Rather, according to Reader's Digest, wrapping freshly baked bread loaves in that distinctive brown paper keeps air on the bread, which in turn helps to keep the crust crisp and delicious. As Southern Living notes: "If you store bread in a plastic bag, the moisture from the bread gets trapped in the bag making the crust soft. Storing in plastic will keep the bread fresh longer, but you'll lose the crust."

Pre-sliced sandwich bread is wrapped in plastic so you can keep it in your pantry longer. For fresh bread loaves, meanwhile, which are meant to be eaten within a day or two of purchase, maintaining their taste at its highest level is the primary concern. Hence, the paper bags. Of course, as the Los Angeles Times observes, even when fresh bread does start to go stale it still has uses in dishes like bread pudding.

What makes bread go stale in the first place?

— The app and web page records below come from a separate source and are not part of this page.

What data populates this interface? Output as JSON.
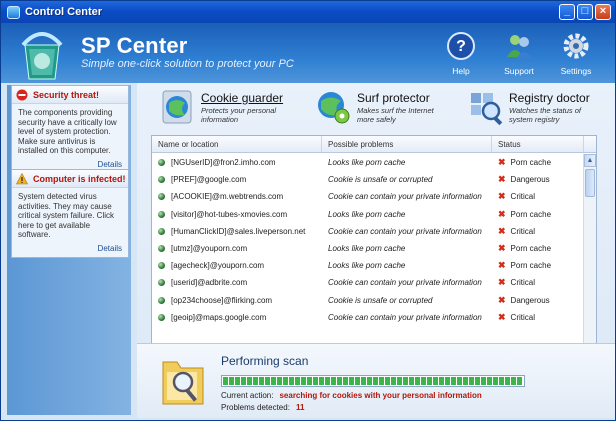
{
  "window": {
    "title": "Control Center"
  },
  "header": {
    "brand": "SP Center",
    "tagline": "Simple one-click solution to protect your PC",
    "buttons": [
      {
        "label": "Help",
        "icon": "help-icon"
      },
      {
        "label": "Support",
        "icon": "support-icon"
      },
      {
        "label": "Settings",
        "icon": "settings-icon"
      }
    ]
  },
  "sidebar": {
    "alerts": [
      {
        "title": "Security threat!",
        "icon": "no-entry-icon",
        "body": "The components providing security have a critically low level of system protection. Make sure antivirus is installed on this computer.",
        "link": "Details"
      },
      {
        "title": "Computer is infected!",
        "icon": "warning-icon",
        "body": "System detected virus activities. They may cause critical system failure. Click here to get available software.",
        "link": "Details"
      }
    ]
  },
  "tabs": [
    {
      "title": "Cookie guarder",
      "subtitle": "Protects your personal information",
      "icon": "globe-shield-icon",
      "active": true
    },
    {
      "title": "Surf protector",
      "subtitle": "Makes surf the Internet more safely",
      "icon": "globe-gear-icon",
      "active": false
    },
    {
      "title": "Registry doctor",
      "subtitle": "Watches the status of system registry",
      "icon": "registry-magnifier-icon",
      "active": false
    }
  ],
  "grid": {
    "columns": [
      "Name or location",
      "Possible problems",
      "Status"
    ],
    "rows": [
      {
        "name": "[NGUserID]@fron2.imho.com",
        "problem": "Looks like porn cache",
        "status": "Porn cache"
      },
      {
        "name": "[PREF]@google.com",
        "problem": "Cookie is unsafe or corrupted",
        "status": "Dangerous"
      },
      {
        "name": "[ACOOKIE]@m.webtrends.com",
        "problem": "Cookie can contain your private information",
        "status": "Critical"
      },
      {
        "name": "[visitor]@hot-tubes-xmovies.com",
        "problem": "Looks like porn cache",
        "status": "Porn cache"
      },
      {
        "name": "[HumanClickID]@sales.liveperson.net",
        "problem": "Cookie can contain your private information",
        "status": "Critical"
      },
      {
        "name": "[utmz]@youporn.com",
        "problem": "Looks like porn cache",
        "status": "Porn cache"
      },
      {
        "name": "[agecheck]@youporn.com",
        "problem": "Looks like porn cache",
        "status": "Porn cache"
      },
      {
        "name": "[userid]@adbrite.com",
        "problem": "Cookie can contain your private information",
        "status": "Critical"
      },
      {
        "name": "[op234choose]@flirking.com",
        "problem": "Cookie is unsafe or corrupted",
        "status": "Dangerous"
      },
      {
        "name": "[geoip]@maps.google.com",
        "problem": "Cookie can contain your private information",
        "status": "Critical"
      }
    ]
  },
  "scan": {
    "title": "Performing scan",
    "progress": 1.0,
    "current_action_label": "Current action:",
    "current_action": "searching for cookies with your personal information",
    "problems_label": "Problems detected:",
    "problems_count": "11"
  },
  "colors": {
    "accent": "#1b5fb8",
    "alert_red": "#b3160c",
    "ok_green": "#3bb54a"
  }
}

As with most things, there's a science to bread freshness, or the lack thereof. Staling doesn't necessarily happen because bread loses moisture and dries out, but because of the issue of starch retrogradation. In fact, according to the textbook "Starch in Food," starch retrogradation is the "main mechanism for staling of bakery products, increasing firmness of crumb, changing flavor and aroma, and causing loss of crispness." So what is it, and more to the point, is there a way to slow it down to keep bread fresh longer? Per Food Science, starch retrogradation happens when bread comes out of the oven and cools below gelatinization temperature, causing starch chains to realign and reform with a more crystalline structure. Hint: it's not good for freshness. 

As the Los Angeles Times reports, a study of Spanish scientists showed bread gets stale fastest at 40 degrees Fahrenheit, which just happens to be the Food and Drug Administration's recommended temperature for refrigerator food safety. So refrigerating bread is not a good option. Freezing, on the other hand, does have freshness benefits if you slice the bread, and put it in a bag first (per Southern Living). Food52 recommends a ceramic bread box for ideal freshness retention. Or you could just move on to making that bread pudding.